WORK TO COMPLETE: Below are some entries; state how many of their lines include the word "theme" and give no more than that number.
━━ INPUT MATERIAL
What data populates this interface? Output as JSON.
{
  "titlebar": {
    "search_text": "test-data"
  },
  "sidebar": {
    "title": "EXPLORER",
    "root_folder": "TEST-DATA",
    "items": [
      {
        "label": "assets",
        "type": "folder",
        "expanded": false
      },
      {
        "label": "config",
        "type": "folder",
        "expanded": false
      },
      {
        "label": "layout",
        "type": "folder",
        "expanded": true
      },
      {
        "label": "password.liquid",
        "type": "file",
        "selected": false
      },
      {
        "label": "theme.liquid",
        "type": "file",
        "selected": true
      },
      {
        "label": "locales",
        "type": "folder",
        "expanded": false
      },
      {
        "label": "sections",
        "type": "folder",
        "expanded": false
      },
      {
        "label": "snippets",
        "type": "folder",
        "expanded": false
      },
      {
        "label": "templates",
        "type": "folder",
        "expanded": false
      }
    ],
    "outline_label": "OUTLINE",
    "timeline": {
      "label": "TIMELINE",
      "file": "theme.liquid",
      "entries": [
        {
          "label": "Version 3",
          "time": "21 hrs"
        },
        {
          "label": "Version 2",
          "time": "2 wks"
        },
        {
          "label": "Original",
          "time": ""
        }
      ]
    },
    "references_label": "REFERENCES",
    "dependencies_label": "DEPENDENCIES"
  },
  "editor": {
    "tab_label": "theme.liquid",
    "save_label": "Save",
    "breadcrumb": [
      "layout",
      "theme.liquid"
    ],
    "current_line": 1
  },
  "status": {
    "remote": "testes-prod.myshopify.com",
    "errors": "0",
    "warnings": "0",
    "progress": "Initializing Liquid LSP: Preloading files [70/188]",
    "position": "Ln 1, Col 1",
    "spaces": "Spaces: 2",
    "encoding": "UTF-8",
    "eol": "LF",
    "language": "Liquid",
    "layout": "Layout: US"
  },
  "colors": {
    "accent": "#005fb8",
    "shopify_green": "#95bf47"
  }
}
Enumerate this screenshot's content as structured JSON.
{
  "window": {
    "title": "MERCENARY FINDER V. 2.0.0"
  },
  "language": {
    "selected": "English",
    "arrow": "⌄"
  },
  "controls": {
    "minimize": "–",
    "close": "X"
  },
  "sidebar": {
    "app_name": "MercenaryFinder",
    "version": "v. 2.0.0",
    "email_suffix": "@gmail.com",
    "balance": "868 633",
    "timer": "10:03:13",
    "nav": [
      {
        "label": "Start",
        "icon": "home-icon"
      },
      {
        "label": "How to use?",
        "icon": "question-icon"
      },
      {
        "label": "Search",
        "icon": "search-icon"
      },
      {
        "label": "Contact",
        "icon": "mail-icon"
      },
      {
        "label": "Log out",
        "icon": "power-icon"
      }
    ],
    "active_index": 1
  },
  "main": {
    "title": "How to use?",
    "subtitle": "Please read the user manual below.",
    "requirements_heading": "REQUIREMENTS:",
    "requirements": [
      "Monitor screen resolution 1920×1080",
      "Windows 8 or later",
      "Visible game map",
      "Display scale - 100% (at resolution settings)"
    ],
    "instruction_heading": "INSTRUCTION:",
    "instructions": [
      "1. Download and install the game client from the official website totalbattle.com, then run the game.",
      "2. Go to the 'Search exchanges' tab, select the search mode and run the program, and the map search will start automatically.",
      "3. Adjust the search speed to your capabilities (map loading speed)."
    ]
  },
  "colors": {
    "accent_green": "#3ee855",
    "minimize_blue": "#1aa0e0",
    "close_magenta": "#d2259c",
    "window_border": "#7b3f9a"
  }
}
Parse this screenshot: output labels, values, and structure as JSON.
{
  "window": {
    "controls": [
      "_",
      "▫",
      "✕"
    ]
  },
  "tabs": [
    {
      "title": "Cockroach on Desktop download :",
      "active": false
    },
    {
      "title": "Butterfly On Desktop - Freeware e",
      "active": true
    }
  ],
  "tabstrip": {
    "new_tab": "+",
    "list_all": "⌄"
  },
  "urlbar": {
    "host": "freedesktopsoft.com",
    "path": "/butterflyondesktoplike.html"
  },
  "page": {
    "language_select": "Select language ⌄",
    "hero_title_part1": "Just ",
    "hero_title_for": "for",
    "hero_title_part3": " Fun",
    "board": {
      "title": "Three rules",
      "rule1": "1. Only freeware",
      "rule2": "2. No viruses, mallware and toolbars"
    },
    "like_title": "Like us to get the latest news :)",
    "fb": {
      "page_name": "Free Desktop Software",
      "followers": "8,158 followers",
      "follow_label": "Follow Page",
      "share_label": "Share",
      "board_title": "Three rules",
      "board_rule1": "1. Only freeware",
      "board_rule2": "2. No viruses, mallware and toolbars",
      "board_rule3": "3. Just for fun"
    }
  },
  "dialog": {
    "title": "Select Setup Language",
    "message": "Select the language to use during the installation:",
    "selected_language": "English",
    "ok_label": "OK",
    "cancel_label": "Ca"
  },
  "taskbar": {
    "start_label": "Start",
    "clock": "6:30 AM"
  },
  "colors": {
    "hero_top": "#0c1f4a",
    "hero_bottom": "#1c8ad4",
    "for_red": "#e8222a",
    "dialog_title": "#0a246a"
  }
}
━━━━
RESPONSE TO THE EXERCISE: 4